▶ [What is expected] Using the data below, return every line that holds the word "connection".

+ + + + + + +

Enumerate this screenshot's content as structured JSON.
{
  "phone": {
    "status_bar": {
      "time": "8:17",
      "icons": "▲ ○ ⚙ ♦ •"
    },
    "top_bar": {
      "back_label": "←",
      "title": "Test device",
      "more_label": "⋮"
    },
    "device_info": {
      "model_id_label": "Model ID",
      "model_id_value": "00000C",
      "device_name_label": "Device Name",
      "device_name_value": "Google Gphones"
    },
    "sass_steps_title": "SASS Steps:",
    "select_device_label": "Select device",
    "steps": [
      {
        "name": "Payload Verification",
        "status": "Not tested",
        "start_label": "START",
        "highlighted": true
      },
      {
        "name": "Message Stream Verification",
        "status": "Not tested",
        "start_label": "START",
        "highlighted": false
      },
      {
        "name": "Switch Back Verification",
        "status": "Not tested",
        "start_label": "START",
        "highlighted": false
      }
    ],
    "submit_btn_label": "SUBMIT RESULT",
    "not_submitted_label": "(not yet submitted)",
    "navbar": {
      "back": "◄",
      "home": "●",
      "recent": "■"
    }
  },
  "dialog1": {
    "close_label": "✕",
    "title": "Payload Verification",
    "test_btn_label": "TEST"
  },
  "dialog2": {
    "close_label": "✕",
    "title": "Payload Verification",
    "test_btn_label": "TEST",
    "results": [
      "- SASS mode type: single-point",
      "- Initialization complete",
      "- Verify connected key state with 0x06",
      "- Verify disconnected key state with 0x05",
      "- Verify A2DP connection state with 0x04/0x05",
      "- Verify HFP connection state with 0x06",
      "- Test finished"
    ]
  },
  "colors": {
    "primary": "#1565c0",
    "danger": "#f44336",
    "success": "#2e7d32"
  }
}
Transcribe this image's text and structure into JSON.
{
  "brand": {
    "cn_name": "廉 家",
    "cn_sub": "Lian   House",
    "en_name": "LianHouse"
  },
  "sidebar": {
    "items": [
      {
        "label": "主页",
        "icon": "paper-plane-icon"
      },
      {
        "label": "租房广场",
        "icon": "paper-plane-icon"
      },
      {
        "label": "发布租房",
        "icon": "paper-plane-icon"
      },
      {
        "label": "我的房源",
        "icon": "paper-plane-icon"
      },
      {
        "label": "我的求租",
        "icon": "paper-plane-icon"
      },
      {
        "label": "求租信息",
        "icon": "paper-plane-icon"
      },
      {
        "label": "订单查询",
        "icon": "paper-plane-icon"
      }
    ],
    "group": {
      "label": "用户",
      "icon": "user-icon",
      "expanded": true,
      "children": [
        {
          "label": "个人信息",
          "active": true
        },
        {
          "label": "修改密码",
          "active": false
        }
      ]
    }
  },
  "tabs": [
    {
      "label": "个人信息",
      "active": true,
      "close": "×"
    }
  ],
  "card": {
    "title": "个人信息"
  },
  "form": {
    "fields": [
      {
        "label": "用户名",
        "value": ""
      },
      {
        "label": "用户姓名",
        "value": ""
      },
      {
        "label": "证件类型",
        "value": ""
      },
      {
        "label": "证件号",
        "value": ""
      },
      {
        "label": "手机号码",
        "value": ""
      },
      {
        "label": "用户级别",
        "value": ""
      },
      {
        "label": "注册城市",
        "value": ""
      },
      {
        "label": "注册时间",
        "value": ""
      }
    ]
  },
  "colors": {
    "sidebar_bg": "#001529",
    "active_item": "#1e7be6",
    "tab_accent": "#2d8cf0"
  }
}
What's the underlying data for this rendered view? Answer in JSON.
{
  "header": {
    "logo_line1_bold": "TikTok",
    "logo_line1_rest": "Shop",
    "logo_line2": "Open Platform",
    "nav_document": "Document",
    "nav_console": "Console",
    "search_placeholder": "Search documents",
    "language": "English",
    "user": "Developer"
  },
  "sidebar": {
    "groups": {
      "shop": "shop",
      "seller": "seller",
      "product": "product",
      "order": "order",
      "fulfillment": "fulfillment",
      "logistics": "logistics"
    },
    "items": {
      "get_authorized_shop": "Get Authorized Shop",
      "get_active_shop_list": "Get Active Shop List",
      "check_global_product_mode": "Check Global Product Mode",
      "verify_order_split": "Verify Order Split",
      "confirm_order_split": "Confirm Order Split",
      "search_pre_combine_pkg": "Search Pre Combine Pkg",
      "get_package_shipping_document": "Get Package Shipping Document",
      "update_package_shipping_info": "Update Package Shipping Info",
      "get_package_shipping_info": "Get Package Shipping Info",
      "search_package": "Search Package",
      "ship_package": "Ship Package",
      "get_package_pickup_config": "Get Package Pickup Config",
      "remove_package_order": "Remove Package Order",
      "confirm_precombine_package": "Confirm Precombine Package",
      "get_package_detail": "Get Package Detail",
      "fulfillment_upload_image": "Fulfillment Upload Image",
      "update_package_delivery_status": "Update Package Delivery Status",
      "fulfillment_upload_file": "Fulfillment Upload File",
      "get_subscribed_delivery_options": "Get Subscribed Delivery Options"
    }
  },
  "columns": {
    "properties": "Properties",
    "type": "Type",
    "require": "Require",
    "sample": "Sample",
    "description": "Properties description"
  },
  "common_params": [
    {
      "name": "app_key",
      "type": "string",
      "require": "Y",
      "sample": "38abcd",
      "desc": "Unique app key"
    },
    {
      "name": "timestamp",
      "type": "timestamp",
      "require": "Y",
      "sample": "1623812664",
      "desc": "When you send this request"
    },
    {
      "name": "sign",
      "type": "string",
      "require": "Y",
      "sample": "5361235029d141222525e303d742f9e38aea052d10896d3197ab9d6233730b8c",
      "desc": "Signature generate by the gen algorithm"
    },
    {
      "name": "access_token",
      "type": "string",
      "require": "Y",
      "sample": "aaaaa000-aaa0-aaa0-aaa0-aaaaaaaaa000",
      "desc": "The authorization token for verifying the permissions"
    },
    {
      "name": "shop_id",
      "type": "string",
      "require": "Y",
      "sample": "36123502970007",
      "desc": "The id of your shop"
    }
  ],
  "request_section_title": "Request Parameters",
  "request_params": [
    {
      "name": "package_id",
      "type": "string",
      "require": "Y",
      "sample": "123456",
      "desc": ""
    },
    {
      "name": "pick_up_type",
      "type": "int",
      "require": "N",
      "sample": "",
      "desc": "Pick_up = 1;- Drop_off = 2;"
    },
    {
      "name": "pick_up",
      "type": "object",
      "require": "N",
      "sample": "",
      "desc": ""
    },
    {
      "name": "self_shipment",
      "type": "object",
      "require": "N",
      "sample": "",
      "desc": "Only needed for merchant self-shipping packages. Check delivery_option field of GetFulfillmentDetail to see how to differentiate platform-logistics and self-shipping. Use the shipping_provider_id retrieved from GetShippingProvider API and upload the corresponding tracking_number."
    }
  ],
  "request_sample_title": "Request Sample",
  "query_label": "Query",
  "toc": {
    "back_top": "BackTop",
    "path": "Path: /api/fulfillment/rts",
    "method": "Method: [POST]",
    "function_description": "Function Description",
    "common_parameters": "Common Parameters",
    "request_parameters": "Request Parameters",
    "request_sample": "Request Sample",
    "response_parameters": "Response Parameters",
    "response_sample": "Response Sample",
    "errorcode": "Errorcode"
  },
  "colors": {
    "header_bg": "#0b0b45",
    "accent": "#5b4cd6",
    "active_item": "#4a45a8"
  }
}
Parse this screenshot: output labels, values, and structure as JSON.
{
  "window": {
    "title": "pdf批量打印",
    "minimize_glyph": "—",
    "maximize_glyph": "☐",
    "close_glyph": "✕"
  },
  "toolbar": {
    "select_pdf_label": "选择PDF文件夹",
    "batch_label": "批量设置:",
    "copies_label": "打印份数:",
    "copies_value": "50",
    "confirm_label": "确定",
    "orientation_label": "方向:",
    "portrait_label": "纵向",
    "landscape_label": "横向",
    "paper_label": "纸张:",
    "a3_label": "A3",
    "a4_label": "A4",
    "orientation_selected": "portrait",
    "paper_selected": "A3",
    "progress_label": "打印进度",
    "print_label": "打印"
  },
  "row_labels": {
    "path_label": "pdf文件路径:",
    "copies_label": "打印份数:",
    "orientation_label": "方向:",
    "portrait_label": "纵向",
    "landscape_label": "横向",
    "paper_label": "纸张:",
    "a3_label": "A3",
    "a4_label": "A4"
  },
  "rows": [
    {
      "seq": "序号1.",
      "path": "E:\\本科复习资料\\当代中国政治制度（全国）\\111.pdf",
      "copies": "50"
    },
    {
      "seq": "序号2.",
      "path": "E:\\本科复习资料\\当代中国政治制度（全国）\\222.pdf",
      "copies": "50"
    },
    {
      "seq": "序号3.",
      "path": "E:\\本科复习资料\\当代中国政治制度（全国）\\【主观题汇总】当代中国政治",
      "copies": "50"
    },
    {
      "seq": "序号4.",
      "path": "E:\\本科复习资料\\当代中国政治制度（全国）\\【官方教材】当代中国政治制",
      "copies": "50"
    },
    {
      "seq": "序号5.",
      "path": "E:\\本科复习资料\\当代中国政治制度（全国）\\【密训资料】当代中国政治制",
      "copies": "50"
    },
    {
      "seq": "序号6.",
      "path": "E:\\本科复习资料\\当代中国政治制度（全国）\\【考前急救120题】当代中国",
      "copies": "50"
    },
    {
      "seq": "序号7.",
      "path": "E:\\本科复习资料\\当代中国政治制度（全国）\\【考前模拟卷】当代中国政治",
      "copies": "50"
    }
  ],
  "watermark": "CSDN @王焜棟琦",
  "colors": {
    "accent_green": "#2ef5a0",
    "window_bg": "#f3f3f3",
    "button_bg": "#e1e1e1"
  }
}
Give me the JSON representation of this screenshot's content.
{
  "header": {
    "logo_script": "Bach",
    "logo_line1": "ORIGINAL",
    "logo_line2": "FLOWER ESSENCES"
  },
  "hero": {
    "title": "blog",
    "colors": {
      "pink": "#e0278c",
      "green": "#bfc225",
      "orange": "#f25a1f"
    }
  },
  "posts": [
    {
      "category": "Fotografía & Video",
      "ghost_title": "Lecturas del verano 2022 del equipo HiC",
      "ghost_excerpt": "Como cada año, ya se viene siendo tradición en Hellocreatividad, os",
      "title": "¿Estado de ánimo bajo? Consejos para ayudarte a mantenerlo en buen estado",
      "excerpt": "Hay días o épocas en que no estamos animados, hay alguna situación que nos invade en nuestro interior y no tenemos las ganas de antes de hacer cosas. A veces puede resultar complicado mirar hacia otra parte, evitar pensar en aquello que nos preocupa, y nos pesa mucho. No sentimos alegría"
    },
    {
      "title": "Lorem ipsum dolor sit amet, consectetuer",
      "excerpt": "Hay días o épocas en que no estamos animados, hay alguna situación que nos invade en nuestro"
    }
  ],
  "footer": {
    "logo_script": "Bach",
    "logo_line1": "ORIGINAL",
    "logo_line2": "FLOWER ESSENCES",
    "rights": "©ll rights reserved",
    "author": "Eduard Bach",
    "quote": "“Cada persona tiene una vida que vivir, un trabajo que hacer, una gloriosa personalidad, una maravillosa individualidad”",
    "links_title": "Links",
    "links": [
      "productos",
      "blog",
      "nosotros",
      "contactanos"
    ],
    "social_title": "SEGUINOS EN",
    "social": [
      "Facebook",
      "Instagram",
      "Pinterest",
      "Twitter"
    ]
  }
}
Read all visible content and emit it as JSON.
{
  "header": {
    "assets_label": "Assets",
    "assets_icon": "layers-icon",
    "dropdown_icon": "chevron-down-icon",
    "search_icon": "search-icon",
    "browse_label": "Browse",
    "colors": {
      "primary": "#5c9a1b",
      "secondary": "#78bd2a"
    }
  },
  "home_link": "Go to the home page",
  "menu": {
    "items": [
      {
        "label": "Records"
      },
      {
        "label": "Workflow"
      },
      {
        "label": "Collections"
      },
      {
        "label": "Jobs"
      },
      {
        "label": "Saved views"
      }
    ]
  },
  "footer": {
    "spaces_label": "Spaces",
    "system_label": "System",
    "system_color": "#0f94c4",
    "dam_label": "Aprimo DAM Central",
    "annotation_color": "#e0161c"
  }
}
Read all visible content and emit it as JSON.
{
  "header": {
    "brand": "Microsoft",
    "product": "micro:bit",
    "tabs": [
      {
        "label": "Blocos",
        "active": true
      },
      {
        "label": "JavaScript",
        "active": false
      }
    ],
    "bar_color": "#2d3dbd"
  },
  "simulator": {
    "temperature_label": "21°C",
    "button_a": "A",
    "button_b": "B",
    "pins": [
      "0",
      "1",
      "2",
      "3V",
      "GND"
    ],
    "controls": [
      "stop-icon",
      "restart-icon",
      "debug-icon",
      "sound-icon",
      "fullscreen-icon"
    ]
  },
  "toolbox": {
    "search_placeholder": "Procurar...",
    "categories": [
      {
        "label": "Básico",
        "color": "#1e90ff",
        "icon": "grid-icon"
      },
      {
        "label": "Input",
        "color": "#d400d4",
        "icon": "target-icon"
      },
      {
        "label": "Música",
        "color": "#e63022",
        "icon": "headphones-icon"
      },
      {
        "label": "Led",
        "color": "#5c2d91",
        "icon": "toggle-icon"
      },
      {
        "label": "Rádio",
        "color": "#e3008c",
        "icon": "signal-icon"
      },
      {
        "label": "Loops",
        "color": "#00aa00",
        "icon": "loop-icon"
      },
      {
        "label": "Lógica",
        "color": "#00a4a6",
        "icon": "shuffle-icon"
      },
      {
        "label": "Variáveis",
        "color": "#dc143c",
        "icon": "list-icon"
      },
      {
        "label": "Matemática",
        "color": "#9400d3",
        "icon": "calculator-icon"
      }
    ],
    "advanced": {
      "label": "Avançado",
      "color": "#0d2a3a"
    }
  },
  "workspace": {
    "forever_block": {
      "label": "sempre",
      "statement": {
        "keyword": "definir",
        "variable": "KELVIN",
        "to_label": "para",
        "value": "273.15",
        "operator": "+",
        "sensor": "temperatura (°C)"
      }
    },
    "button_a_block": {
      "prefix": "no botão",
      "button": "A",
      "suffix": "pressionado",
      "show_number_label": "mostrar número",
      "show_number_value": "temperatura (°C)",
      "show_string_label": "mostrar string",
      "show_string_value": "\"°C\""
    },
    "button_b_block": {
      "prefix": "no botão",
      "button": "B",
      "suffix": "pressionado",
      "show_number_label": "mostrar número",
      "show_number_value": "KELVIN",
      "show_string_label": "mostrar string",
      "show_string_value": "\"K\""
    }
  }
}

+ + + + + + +

▶ [Answer box]
      "- Verify A2DP connection state with 0x04/0x05",
      "- Verify HFP connection state with 0x06",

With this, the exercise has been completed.